A new study found that unhealthy eating habits are the cause of 1 in 5 deaths worldwide, thus being more harmful than tobacco and high blood pressure.

Not eating enough healthy foods is actually more hazardous than eating too many unhealthy foods, the study indicated.

"Poor dietary habits, which is a combination of high intake of unhealthy foods, such as red meat, processed meat, and sugar-sweetened beverages and a low intake of healthy foods such as fruits, vegetables, nuts, whole grains, and seeds, overall causes more deaths than any other risk factors globally," an assistant professor of Health Metrics Sciences at the University of Washington, study author Dr. Ashkan Afshin, told CBS News.

Scientists focused on diets low in fruits, vegetables, legumes, whole grains, nuts and seeds, milk, fiber, calcium, seafood omega-3 fatty acids, polyunsaturated fats, and diets high in red meat, processed meat, sugar-sweetened beverages, trans fatty acids, and sodium.

The study, published in the journal The Lancet, revealed that around 11 million deaths were caused by poor diets in 2017, compared with 10 million deaths from heart disease, 913,000 deaths from obesity-related cancers, and nearly 339,000 deaths from type 2 diabetes.

Diets high in sodium, low in whole grains as well as in fruits, were found to be the reason behind more than half of all deaths around the world.

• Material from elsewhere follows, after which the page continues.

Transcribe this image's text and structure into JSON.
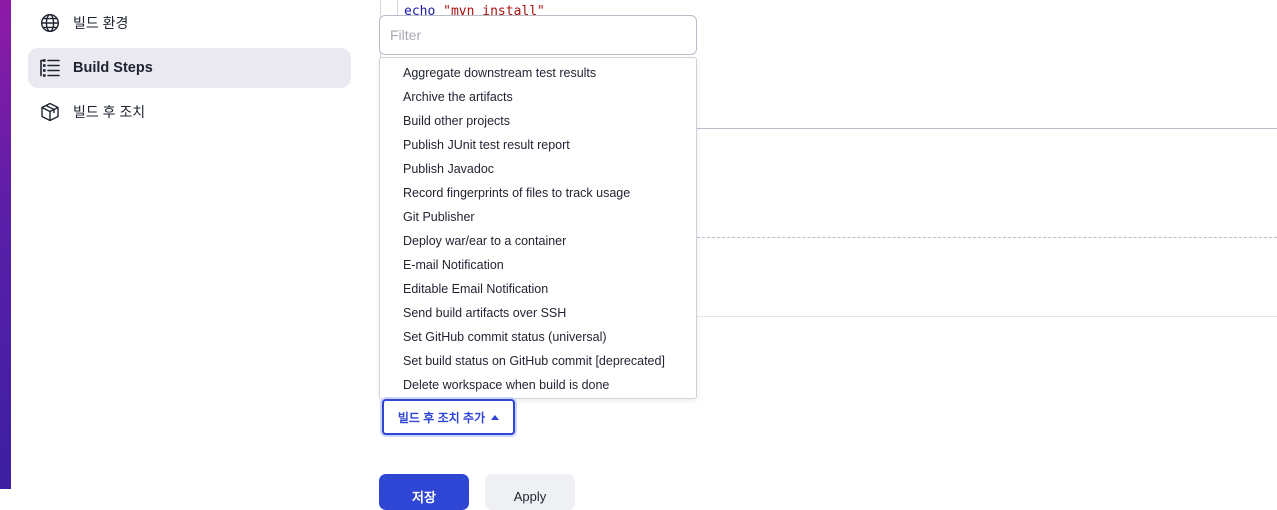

"While historically the conversation around diet and nutrition has been focused on a high intake of unhealthy foods, mainly salt, sugar and fats and reducing their consumption, our study shows that in many countries, the main problem is low intake of healthy foods," Afshin stated.

"This concept of increasing intake of healthy food should be added to current policy debates for improving diets. It's important both policy makers and the food industry work together to be part of the solution to increase the consumption of not only fruits and vegetables but also whole grains, nuts, seeds, and legumes,” he added.

Source: Kataeb.org